Third, integrate energy and climate policy. Climate and energy policy and the surrounding policy/expert communities exist in silos. This can lead to a lot of needless friction and missed opportunities to align energy and climate objectives. Take energy security. Reliable affordable energy will be essential to building and maintaining public, industry and political support for emissions reductions, but climate plans tend to overlook energy availability/reliability and affordability. Without energy security, ongoing support for emissions reduction will be difficult to maintain. Integrated policy approaches are key.
Fourth, make collaboration the cornerstone of energy and climate action. This is key for innovation. Canada rarely has the pipelines of collaboration needed to move ideas from the lab bench to start-up to scale-up to widespread deployment. This is a big weakness that hamstrings rapid effective action. We need deep strategic collaboration between federal, provincial-territorial, municipal and Indigenous governments, academia, industry, and civil society.

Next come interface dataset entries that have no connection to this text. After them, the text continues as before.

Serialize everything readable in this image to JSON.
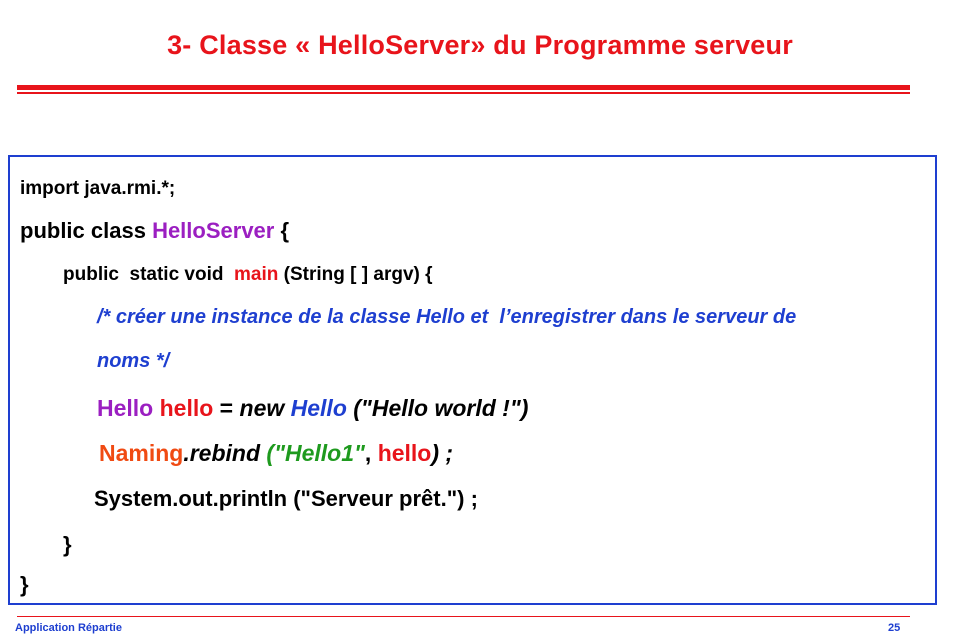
{
  "slide": {
    "title": "3- Classe « HelloServer» du Programme serveur"
  },
  "code": {
    "l1": "import java.rmi.*;",
    "l2_a": "public class ",
    "l2_b": "HelloServer",
    "l2_c": " {",
    "l3_a": "public  static void  ",
    "l3_b": "main",
    "l3_c": " (String [ ] argv) {",
    "l4": "/* créer une instance de la classe Hello et  l’enregistrer dans le serveur de",
    "l5": "noms */",
    "l6_a": "Hello ",
    "l6_b": "hello",
    "l6_c": " = ",
    "l6_d": "new ",
    "l6_e": "Hello",
    "l6_f": " (\"Hello world !\")",
    "l7_a": "Naming",
    "l7_b": ".rebind",
    "l7_c": " (\"Hello1\"",
    "l7_d": ", ",
    "l7_e": "hello",
    "l7_f": ") ;",
    "l8": "System.out.println (\"Serveur prêt.\") ;",
    "l9": "}",
    "l10": "}"
  },
  "footer": {
    "left": "Application Répartie",
    "right": "25"
  },
  "colors": {
    "title_red": "#e8141b",
    "box_blue": "#1e3fd0",
    "class_purple": "#9b1fc1",
    "string_green": "#1e9a1e",
    "naming_orange": "#f04a12"
  }
}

Finally, Canada needs a robust policy discussion about the role of oil and gas in the country’s energy and climate future. This will be especially important given the Liberal Party’s election commitment to net zero by 2050 in the oil and gas sector. This aligns with industry objectives, notably the Oilsands Pathways to Net Zero initiative.  But debates over oil and gas in Canada tend to be polarized and simplistic, even though these resources will continue to be produced globally for decades to come (the IEA net zero report sees oil production at 24 million barrels per day in 2050 and natural gas at 1,750 billion cubic metres). Canada has struggled to articulate a short- and long-term role for the oil and gas sector in domestic and international energy markets.
At long last, Canada is poised for change on energy and climate – it may finally be possible to achieve ongoing progress on emissions reductions and capitalize on the country’s vast energy potential. Moving from the what to the how will be pivotal to realizing the country’s energy and climate potential.
6 – https://policyoptions.irpp.org/magazines/septembe-2021/assessing-climate-sincerity-in-the-canadian-2021-election/
9 – https://liberal.ca/our-platform/cap-and-cut-emissions-from-oil-and-gas/